[Start of section]

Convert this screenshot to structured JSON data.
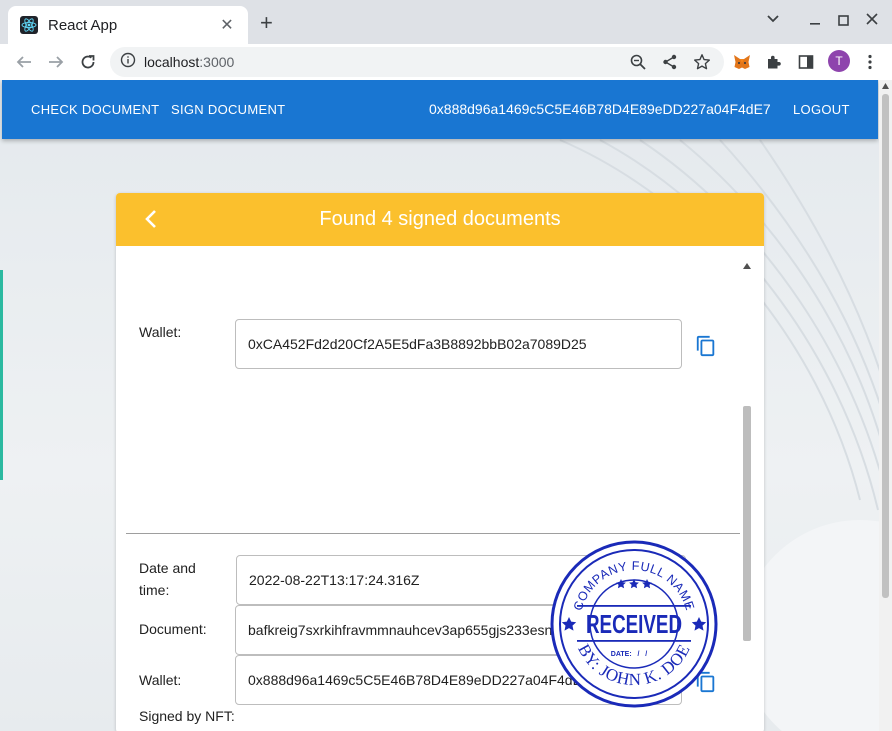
{
  "browser": {
    "tab_title": "React App",
    "url_host": "localhost",
    "url_port": ":3000",
    "profile_initial": "T",
    "icons": [
      "react-favicon",
      "close-icon",
      "plus-icon",
      "chevron-down-icon",
      "minimize-icon",
      "maximize-icon",
      "close-window-icon",
      "back-arrow-icon",
      "forward-arrow-icon",
      "reload-icon",
      "info-icon",
      "zoom-icon",
      "share-icon",
      "star-icon",
      "metamask-icon",
      "extensions-icon",
      "side-panel-icon",
      "more-icon"
    ]
  },
  "appbar": {
    "check_document": "CHECK DOCUMENT",
    "sign_document": "SIGN DOCUMENT",
    "account": "0x888d96a1469c5C5E46B78D4E89eDD227a04F4dE7",
    "logout": "LOGOUT",
    "color": "#1976d2"
  },
  "card": {
    "title": "Found 4 signed documents",
    "header_color": "#fbc02d",
    "prev_entry": {
      "wallet_label": "Wallet:",
      "wallet_value": "0xCA452Fd2d20Cf2A5E5dFa3B8892bbB02a7089D25"
    },
    "entry": {
      "date_label_1": "Date and",
      "date_label_2": "time:",
      "date_value": "2022-08-22T13:17:24.316Z",
      "document_label": "Document:",
      "document_value": "bafkreig7sxrkihfravmmnauhcev3ap655gjs233esntbvhfqrllr7ja3be",
      "wallet_label": "Wallet:",
      "wallet_value": "0x888d96a1469c5C5E46B78D4E89eDD227a04F4dE7",
      "nft_label": "Signed by NFT:"
    },
    "stamp": {
      "top_text": "COMPANY FULL NAME",
      "main_text": "RECEIVED",
      "date_text": "DATE:   /   /",
      "bottom_text": "BY: JOHN K. DOE",
      "color": "#1a2ab8"
    }
  }
}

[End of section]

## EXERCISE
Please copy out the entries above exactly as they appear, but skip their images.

## ANSWER BELOW
Convert this screenshot to structured JSON data.
{
  "browser": {
    "tab_title": "React App",
    "url_host": "localhost",
    "url_port": ":3000",
    "profile_initial": "T",
    "icons": [
      "react-favicon",
      "close-icon",
      "plus-icon",
      "chevron-down-icon",
      "minimize-icon",
      "maximize-icon",
      "close-window-icon",
      "back-arrow-icon",
      "forward-arrow-icon",
      "reload-icon",
      "info-icon",
      "zoom-icon",
      "share-icon",
      "star-icon",
      "metamask-icon",
      "extensions-icon",
      "side-panel-icon",
      "more-icon"
    ]
  },
  "appbar": {
    "check_document": "CHECK DOCUMENT",
    "sign_document": "SIGN DOCUMENT",
    "account": "0x888d96a1469c5C5E46B78D4E89eDD227a04F4dE7",
    "logout": "LOGOUT",
    "color": "#1976d2"
  },
  "card": {
    "title": "Found 4 signed documents",
    "header_color": "#fbc02d",
    "prev_entry": {
      "wallet_label": "Wallet:",
      "wallet_value": "0xCA452Fd2d20Cf2A5E5dFa3B8892bbB02a7089D25"
    },
    "entry": {
      "date_label_1": "Date and",
      "date_label_2": "time:",
      "date_value": "2022-08-22T13:17:24.316Z",
      "document_label": "Document:",
      "document_value": "bafkreig7sxrkihfravmmnauhcev3ap655gjs233esntbvhfqrllr7ja3be",
      "wallet_label": "Wallet:",
      "wallet_value": "0x888d96a1469c5C5E46B78D4E89eDD227a04F4dE7",
      "nft_label": "Signed by NFT:"
    },
    "stamp": {
      "top_text": "COMPANY FULL NAME",
      "main_text": "RECEIVED",
      "date_text": "DATE:   /   /",
      "bottom_text": "BY: JOHN K. DOE",
      "color": "#1a2ab8"
    }
  }
}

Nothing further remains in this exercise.